JK Rowling to face no further action after police receive complaints about social media post

2 April 2024, 13:48 | Updated: 2 April 2024, 17:09

JK Rowling's comments about new hate crime laws "are not assessed to be criminal", police have said, as they confirmed no further action would be taken.

The Harry Potter author dared police to arrest her on social media over the legislation that came into force in Scotland this week.

The new measures aim to tackle the harm caused by hatred and prejudice, extending protections from abusive behaviour to people on grounds including age, disability, religion, sexual orientation and transgender identity.

Those who support the new laws insist they will make Scotland more tolerant. But critics such as Rowling claim the legislation could stifle free speech - and fails to extend these protections to women.

The Scottish Government has said separate laws will be brought in specifically to tackle misogyny.

The writer, who has lived in Scotland since 1993, has become an outspoken critic of the Scottish government's stance on trans right, including their recent gender recognition bill which was blocked by Westminster.

In response to the police's decision today, Rowling tweeted: "I hope every woman in Scotland who wishes to speak up for the reality and importance of biological sex will be reassured by this announcement, and I trust that all women - irrespective of profile or financial means - will be treated equally under the law."

Posting previously about the issue on social media, Rowling, who was out of the country at the time, added if what she had written was an offence under the Hate Crime and Public Order (Scotland) Act - which came into force yesterday - she would "look forward to being arrested when I return to the birthplace of the Scottish Enlightenment".

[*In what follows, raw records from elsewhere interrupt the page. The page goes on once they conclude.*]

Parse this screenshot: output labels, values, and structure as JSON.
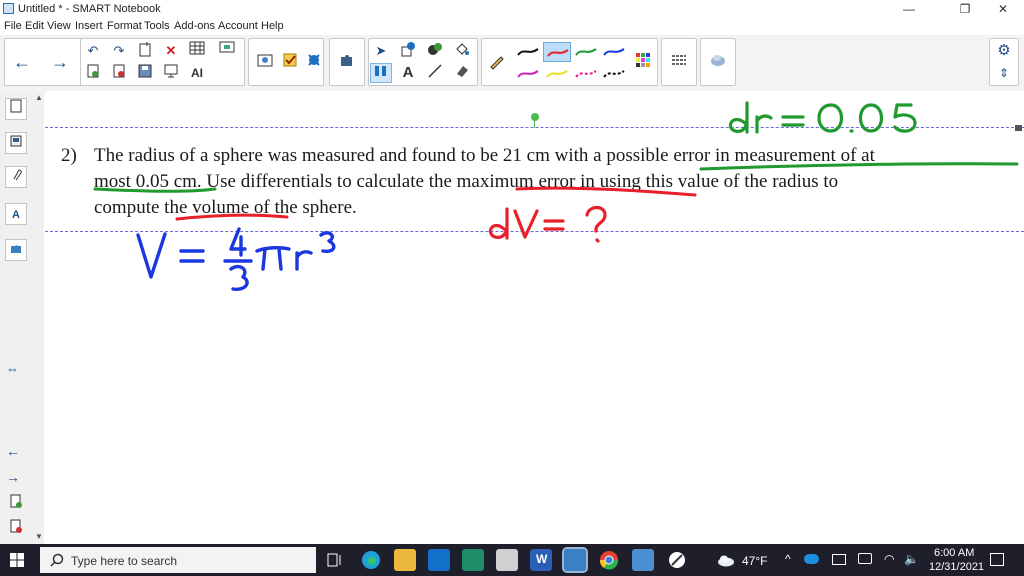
{
  "window": {
    "title": "Untitled * - SMART Notebook",
    "minimize_glyph": "—",
    "maximize_glyph": "❐",
    "close_glyph": "✕"
  },
  "menu": [
    "File",
    "Edit",
    "View",
    "Insert",
    "Format",
    "Tools",
    "Add-ons",
    "Account",
    "Help"
  ],
  "toolbar": {
    "back_glyph": "←",
    "forward_glyph": "→",
    "select_glyph": "➤",
    "text_glyph": "A",
    "ai_glyph": "AI"
  },
  "sidebar": {
    "resize_glyph": "⇔",
    "prev_glyph": "←",
    "next_glyph": "→",
    "tab_text_glyph": "A"
  },
  "problem": {
    "number": "2)",
    "line1": "The radius of a sphere was measured and found to be 21 cm with a possible error in measurement of at",
    "line2": "most 0.05 cm. Use differentials to calculate the maximum error in using this value of the radius to",
    "line3": "compute the volume of the sphere."
  },
  "handwriting": {
    "dr": "dr = 0.05",
    "dv": "dV = ?",
    "volume_formula": "V = 4/3 πr³"
  },
  "colors": {
    "ink_green": "#1f9a2f",
    "ink_red": "#e8202a",
    "ink_blue": "#1a37e0",
    "taskbar_bg": "#1f1f2b",
    "page_guide": "#6a6ad6"
  },
  "taskbar": {
    "search_placeholder": "Type here to search",
    "weather": "47°F",
    "time": "6:00 AM",
    "date": "12/31/2021"
  }
}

In the post complained about, Rowling lashed out against transgender women, including double rapist Isla Bryson, who was jailed for eight years last year.

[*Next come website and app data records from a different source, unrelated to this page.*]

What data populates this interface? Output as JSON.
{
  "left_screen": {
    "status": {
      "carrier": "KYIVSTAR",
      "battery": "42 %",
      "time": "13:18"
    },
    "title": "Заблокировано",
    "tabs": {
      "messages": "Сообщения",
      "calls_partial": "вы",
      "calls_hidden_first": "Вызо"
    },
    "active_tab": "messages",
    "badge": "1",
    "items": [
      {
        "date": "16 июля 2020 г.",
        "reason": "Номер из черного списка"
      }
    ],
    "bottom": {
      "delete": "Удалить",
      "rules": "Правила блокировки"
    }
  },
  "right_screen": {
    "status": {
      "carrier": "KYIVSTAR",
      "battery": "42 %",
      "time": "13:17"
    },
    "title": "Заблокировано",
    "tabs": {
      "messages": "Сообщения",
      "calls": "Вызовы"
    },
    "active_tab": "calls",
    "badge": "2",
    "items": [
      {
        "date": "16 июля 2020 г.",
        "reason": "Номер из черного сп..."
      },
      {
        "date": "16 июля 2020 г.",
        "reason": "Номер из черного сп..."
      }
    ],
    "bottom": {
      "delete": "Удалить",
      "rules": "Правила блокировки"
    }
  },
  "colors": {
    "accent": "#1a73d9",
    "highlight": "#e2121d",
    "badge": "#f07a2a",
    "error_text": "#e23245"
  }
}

The post was in reaction to comments from Siobhan Brown MSP, a Holyrood minister, who said people "could be investigated" for misgendering someone online.

Rowling added that the new legislation is "wide open to abuse by activists who wish to silence those of us speaking out about the dangers of eliminating women's and girls' single-sex spaces".

The 58-year-old claimed: "It is impossible to accurately describe or tackle the reality of violence and sexual violence committed against women and girls, or address the current assault on women's and girls' rights, unless we are allowed to call a man a man."

First Minister Humza Yousaf has defended the legislation, saying there has been a "rising tide of hatred against people because of their protected characteristics" in recent years.

"I'm very proud of the hate crime act," he said, adding it will "protect people from hatred, while at the same time protecting people in terms protecting people in terms of their freedom of expression".

Equivalent 'stirring up' offences within the new act have existed for racial hatred since the 1980s and will be "policed sensibly", he said.